"They were so malnourished, they were eating the bark off trees," Bill Burgess, Fillmore County sheriff, said.
Those problems are not confined to Nebraska. So far this year, officials have seized more than 312 horses in New York, New Hampshire, Vermont, Texas and Iowa.
Nancy Perry, VP of government affairs for the Humane Society of the U.S., told ABCNews.com that the poor economic climate, as well as high hay prices have led to the increase in animal neglect.
The market for horses themselves is down as well.
"People who used to be able to afford two horses can now afford four or five," said Kristie Biodrowski, a field supervisor for the Nebraska Humane Society. "Now you can pick up a horse for about 50 bucks."
The Unwanted Horse Coalition just released a survey of 23,000 people involved in the horse industry. It found 87 percent of the respondents believed unwanted and neglected horses to be a big problem, compared with three years ago, when only 22 percent believed it was a problem.
"It's just like a dog or cat when the owner can't keep it anymore, they dump it," said Deputy Sheriff Bob Hester, lead investigator on the Fillmore County case.
Nebraska State Senator Cap Dierks, a rancher who owns cattle and horses, calls the situation "a travesty."
"There is more pain now for the horses than ever," Dierks said.
Sheriff Hester and others lay the blame for horse neglect on another factor: the closing of slaughterhouses.
Organizations such as the Humane Society of the U.S. and local politicians advocating for constituents whose property values were being decreased by a slaughterhouse in the neighborhood, succeeded in closing most of the establishments that slaughtered horses.
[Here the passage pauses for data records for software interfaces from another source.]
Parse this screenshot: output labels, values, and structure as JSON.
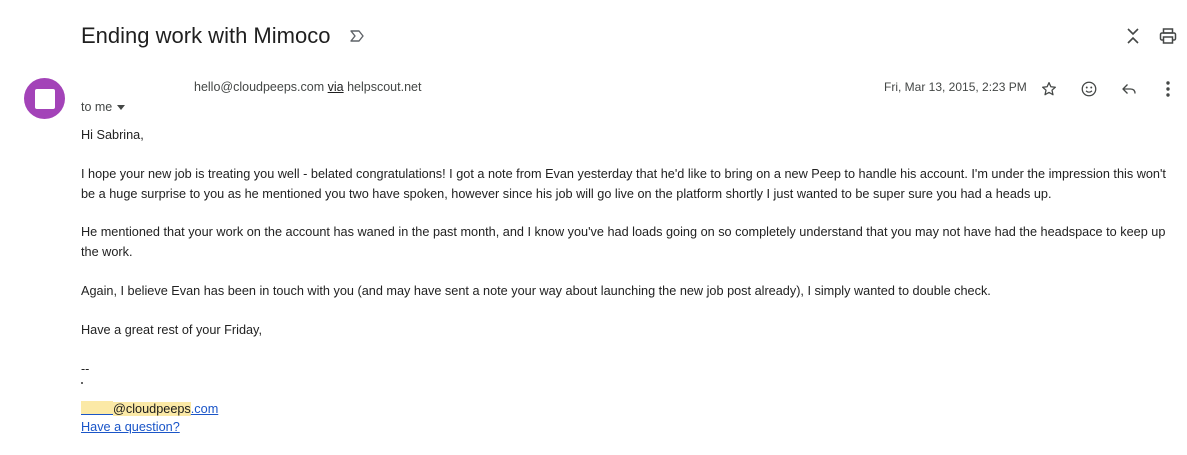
{
  "email": {
    "subject": "Ending work with Mimoco",
    "label_icon": "label-importance-icon",
    "sender_address": "hello@cloudpeeps.com",
    "sender_via_word": "via",
    "sender_via_domain": "helpscout.net",
    "to_label": "to me",
    "date": "Fri, Mar 13, 2015, 2:23 PM",
    "avatar_color": "#a343b8"
  },
  "header_actions": {
    "collapse_icon": "collapse-all-icon",
    "print_icon": "print-icon"
  },
  "message_actions": {
    "star_icon": "star-icon",
    "emoji_icon": "emoji-icon",
    "reply_icon": "reply-icon",
    "more_icon": "more-vert-icon"
  },
  "body": {
    "greeting": "Hi Sabrina,",
    "paragraphs": [
      "I hope your new job is treating you well - belated congratulations! I got a note from Evan yesterday that he'd like to bring on a new Peep to handle his account. I'm under the impression this won't be a huge surprise to you as he mentioned you two have spoken, however since his job will go live on the platform shortly I just wanted to be super sure you had a heads up.",
      "He mentioned that your work on the account has waned in the past month, and I know you've had loads going on so completely understand that you may not have had the headspace to keep up the work.",
      "Again, I believe Evan has been in touch with you (and may have sent a note your way about launching the new job post already), I simply wanted to double check.",
      "Have a great rest of your Friday,"
    ],
    "sig_separator": "--",
    "sig_email_user": "@cloudpeeps",
    "sig_email_tld": ".com",
    "sig_question_link": "Have a question?"
  }
}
In 2005, Congress cut funding for the USDA to inspect horse meat. Without proper inspection available, the remaining slaughterhouses closed. The last one shut down in Illinois, in 2007.
"The slaughtering of a horse is a whole lot more humane than letting them starve to death," said Hester.
But now companies that used to slaughter horses in the U.S. have moved their operations to the borders, both Mexico and Canada.
Lloyd Woodward, general manager of Central Nebraska Packing Inc., which processes horse meat for zoos, confirmed that the company used to get meat from Texas and Illinois. Now that meat is imported from Canada. He says the supply is unpredictable and it's more expensive, but it's the horses, he adds, that are suffering from the change.
"It's resulted in cruelty and inhumane treatment to the horses," Woodward said.
Pam Weise, a spokesperson for the Nebraska Humane Society, said that in the Omaha metro area, the society usually receives one or two horses every couple of years.
This year and last, it's taken in 30.